There is no question that the internet has greatly boosted any person’s ability to find a really good authentic Italian restaurant or to figure out where to get moccasins for a Pocahontas costume or to meet the person of their dreams specifically with red hair and green eyes (if you can believe the stuff they put on their bio) or to research how to make their car run on solar power or just about anything else you can imagine. Ever stop to think about what this is doing to our brains?
When culture changes the way we engage our brains, our brains, in turn, change. While this subject can get very in depth and many studies are being done and will continue to be conducted, the jury is still out. Like almost anything, there are proving to be both good and bad consequences to becoming a society of online addicts.
On the upside, all this information at our fingertips improves the brain’s speed and accuracy. Studies show that the brains of experienced web surfers have higher activity in the prefrontal cortex associated with problem solving and decision making. After just 5 hours online, people showed increased brain activity. Boy, mine must be buzzing.
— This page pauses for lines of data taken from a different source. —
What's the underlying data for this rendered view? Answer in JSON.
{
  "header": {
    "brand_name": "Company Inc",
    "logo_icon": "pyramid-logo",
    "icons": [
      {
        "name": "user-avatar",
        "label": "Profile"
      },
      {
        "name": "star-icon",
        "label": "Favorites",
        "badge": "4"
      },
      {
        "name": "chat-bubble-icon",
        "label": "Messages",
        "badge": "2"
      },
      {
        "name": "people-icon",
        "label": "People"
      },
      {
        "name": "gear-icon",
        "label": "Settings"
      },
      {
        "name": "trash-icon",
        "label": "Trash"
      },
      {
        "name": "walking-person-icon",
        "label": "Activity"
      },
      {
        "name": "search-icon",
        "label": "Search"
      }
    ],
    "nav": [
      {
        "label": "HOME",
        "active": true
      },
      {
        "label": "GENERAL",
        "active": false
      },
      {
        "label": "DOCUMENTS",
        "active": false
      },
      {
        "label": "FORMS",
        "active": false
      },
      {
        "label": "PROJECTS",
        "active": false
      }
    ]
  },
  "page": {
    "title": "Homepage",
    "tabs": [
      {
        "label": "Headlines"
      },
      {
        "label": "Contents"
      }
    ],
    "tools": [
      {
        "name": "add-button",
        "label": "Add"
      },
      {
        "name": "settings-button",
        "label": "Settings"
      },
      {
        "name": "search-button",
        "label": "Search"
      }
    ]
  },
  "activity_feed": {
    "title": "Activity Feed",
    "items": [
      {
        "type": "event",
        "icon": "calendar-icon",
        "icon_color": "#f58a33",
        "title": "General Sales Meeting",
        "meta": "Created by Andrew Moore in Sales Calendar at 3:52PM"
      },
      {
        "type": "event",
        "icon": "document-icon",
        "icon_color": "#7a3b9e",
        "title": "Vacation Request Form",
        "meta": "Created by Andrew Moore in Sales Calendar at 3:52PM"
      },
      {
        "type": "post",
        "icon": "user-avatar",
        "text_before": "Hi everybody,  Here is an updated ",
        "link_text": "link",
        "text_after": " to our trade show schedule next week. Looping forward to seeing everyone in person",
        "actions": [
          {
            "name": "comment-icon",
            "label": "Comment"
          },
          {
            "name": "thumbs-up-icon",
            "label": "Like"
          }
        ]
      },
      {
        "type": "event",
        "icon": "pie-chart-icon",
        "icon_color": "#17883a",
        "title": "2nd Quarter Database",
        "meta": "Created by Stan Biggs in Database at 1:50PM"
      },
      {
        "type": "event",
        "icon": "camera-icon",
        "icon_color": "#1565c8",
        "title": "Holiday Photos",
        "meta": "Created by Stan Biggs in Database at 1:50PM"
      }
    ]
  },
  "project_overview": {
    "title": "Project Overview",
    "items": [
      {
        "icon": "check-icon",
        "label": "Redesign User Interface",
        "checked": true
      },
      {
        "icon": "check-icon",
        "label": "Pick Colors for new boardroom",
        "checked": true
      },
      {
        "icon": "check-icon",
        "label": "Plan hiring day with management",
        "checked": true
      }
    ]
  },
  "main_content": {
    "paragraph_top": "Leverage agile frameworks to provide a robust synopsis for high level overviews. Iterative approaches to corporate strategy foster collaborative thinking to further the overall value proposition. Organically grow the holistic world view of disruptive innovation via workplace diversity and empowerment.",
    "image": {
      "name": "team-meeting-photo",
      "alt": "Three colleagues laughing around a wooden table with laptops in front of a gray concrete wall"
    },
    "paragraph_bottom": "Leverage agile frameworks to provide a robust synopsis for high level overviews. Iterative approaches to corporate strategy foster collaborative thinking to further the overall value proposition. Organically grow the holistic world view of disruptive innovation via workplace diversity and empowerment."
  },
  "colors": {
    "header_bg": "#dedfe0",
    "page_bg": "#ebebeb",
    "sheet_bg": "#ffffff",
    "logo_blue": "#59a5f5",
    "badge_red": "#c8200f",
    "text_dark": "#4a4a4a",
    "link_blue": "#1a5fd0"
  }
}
However, even as the internet gives us easy access to huge amounts of information, it is turning us into shallower thinkers who are easily distracted, with weaker concentration and much less control over our working memories. Research has shown that people who read something the old fashioned way, linearly, remember more and learn more.
Our intelligence is largely dependent on our ability to transfer information from working memory, the scratch pad of the mind, to long term memory, the filing system. When we have information in front of us along with numerous links and advertisements, all screaming at us at one time, it leads to cognitive overload.
Short term memory is very fragile, and a break in attention can wipe the slate clean. I bet you have experienced this. Ever been reading something and an interesting link catches your eye? You click on it to explore and, when you go back to the original piece, you have no idea what it is about.
Our ability to focus is being attacked. Every time something changes or moves in our environment, a primitive, physical impulse to respond to immediate opportunities or threats called the orienting response is triggered - hence, all the flashing and moving internet ads. This stimulation results in a dopamine squirt. Dopamine is the reward neurotransmitter which aids in making habits addictive and in making permanent neuroplastic changes in the brain.
Every medium develops some cognitive skills. Surfing the web strengthens brain functions involved in fast paced problem solving and and finding information. Playing Super Mario improves hand-eye coordination, reflex response time and visual cue processing. Our growing use of the internet and other screen-based technologies is weakening our capacity for deep processing necessary for analysis, complex thinking, imagination, and reflection. The gain in some areas is always at the expense of others.